Industry groups in 2012 challenged the Securities and Exchange Commission’s (SEC) conflict minerals rule, which requires certain companies that file reports with the SEC to investigate and publicly disclose whether their products contain conflict minerals from the DRC or adjoining countries and whether the trade in those minerals helps finance armed groups contributing to the conflict. Amnesty International is an intervenor in the case in support of the SEC.
On April 14, a panel of the D.C. Circuit upheld the conflict minerals rule against most of the challenges, including a challenge to the SEC’s analysis of the rule’s costs and benefits. However, the court of appeals invalidated a portion of the rule requiring that companies use specific language when reporting that their products have “not been found to be DRC-conflict free.” The court of appeals held that requiring this specific descriptor violates regulated entities’ First Amendment right against compelled commercial speech.
Today’s petition by Amnesty International also asks the court to wait until the resolution of another case about a compelled commercial disclosure before revisiting the conflict minerals rule decision. In American Meat Institute v. USDA, the meat industry is challenging a country-of-origin labeling rule on First Amendment grounds. In March, a panel of the D.C. Circuit upheld the rule, concluding that the government could constitutionally require the commercial disclosure because it was reasonably related to a permissible government purpose. On April 4, the court ordered a rehearing of that decision by the full court, and the full court heard argument on May 19.
“A rehearing on the conflict minerals rule case is necessary to ensure consistency with other rulings on this issue, including decisions by numerous appellate courts that have upheld similar commercial disclosure requirements,” said Julie Murray, one of the Public Citizen attorneys handling the case. “The panel’s decision here, if not reconsidered, would undermine the government’s ability to require important commercial disclosures that inform the decisions of investors and consumers.”

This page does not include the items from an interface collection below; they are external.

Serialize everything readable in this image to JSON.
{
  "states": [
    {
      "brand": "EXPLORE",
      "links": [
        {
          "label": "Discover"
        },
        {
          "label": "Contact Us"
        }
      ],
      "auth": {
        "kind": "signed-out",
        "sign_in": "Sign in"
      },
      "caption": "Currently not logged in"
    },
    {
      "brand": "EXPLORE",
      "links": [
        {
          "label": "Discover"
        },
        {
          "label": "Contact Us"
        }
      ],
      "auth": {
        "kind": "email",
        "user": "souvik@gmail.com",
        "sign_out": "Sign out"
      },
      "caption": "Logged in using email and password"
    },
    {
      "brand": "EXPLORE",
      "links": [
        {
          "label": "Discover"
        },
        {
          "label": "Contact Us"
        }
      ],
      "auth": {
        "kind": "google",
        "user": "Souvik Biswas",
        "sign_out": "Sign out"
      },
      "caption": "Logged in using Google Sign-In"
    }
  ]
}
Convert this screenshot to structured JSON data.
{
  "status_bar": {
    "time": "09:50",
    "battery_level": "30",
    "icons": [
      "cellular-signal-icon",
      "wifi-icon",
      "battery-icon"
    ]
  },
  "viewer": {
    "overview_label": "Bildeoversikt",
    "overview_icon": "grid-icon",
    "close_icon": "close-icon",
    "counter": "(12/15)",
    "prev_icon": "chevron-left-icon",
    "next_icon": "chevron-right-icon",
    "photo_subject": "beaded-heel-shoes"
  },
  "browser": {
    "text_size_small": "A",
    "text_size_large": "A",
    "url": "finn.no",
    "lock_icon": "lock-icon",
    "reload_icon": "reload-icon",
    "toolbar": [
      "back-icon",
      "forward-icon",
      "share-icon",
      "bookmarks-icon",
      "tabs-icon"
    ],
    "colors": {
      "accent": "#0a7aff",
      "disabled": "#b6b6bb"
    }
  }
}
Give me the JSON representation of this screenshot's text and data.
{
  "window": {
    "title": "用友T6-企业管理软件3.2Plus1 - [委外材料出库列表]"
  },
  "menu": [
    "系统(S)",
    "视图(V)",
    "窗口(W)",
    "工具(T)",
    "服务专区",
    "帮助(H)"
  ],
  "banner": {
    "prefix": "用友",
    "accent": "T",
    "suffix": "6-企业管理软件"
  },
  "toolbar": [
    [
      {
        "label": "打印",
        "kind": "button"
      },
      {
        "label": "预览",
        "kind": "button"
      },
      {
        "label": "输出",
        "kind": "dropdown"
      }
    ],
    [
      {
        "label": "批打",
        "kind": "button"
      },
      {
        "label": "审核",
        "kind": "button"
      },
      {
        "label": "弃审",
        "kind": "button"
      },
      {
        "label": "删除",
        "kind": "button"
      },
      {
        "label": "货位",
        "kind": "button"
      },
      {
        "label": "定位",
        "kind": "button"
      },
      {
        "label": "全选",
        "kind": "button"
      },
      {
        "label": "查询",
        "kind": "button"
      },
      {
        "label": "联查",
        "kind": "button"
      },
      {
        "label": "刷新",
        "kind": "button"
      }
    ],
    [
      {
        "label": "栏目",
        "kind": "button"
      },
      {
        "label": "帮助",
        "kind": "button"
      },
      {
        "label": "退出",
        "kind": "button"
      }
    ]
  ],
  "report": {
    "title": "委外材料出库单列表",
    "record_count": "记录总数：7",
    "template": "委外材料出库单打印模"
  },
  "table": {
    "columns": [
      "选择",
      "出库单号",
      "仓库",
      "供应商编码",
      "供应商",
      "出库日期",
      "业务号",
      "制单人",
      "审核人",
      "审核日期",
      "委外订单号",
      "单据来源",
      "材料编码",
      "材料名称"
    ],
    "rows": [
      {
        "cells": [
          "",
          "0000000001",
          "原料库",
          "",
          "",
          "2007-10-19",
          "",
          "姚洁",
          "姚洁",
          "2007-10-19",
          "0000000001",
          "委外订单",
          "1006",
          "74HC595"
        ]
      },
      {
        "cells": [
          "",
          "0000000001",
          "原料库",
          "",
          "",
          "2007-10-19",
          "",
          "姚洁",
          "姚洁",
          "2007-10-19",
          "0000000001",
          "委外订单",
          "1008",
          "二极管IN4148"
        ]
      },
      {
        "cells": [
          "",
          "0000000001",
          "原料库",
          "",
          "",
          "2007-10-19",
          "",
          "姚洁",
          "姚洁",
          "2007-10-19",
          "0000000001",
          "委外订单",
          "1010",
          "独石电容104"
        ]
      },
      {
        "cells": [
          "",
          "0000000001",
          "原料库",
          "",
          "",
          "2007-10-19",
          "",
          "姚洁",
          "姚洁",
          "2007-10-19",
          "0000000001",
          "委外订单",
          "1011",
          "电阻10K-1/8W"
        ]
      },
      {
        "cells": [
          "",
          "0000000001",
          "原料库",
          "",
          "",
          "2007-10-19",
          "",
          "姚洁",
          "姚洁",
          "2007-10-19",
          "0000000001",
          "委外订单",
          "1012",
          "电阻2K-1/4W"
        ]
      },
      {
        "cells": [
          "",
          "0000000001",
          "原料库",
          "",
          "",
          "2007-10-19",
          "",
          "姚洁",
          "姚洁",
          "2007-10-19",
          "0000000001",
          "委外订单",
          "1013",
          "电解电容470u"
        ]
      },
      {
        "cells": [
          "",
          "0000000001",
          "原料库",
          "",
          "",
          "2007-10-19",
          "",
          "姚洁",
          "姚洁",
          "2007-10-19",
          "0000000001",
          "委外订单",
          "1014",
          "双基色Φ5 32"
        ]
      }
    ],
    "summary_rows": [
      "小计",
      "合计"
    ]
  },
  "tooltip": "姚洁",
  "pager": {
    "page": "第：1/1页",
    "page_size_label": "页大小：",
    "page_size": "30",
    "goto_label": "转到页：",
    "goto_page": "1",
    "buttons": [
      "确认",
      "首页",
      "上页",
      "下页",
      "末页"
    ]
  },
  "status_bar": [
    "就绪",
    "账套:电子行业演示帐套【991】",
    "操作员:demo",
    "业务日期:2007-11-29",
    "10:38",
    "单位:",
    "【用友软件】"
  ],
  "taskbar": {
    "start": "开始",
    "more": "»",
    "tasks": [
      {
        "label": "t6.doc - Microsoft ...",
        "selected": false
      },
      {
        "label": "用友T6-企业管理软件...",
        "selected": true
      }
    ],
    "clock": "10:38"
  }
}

For nearly two decades, the DRC has been in the grip of armed conflict that has caused the suffering of millions. An important source of funding for armed groups in the DRC is the minerals trade, which supplies tin, tantalum, tungsten and gold that end up in popular consumer products. In 2010, Congress acted to lessen the use of conflict minerals fueling violence in the DRC by including in the Dodd-Frank Wall Street Reform and Consumer Protection Act a requirement that certain companies that file reports with the SEC investigate and disclose publicly whether their products rely on conflict minerals from the DRC or adjoining countries and whether the trade in those minerals helps finance armed groups contributing to the conflict. The SEC’s conflict minerals rule implements that statutory requirement.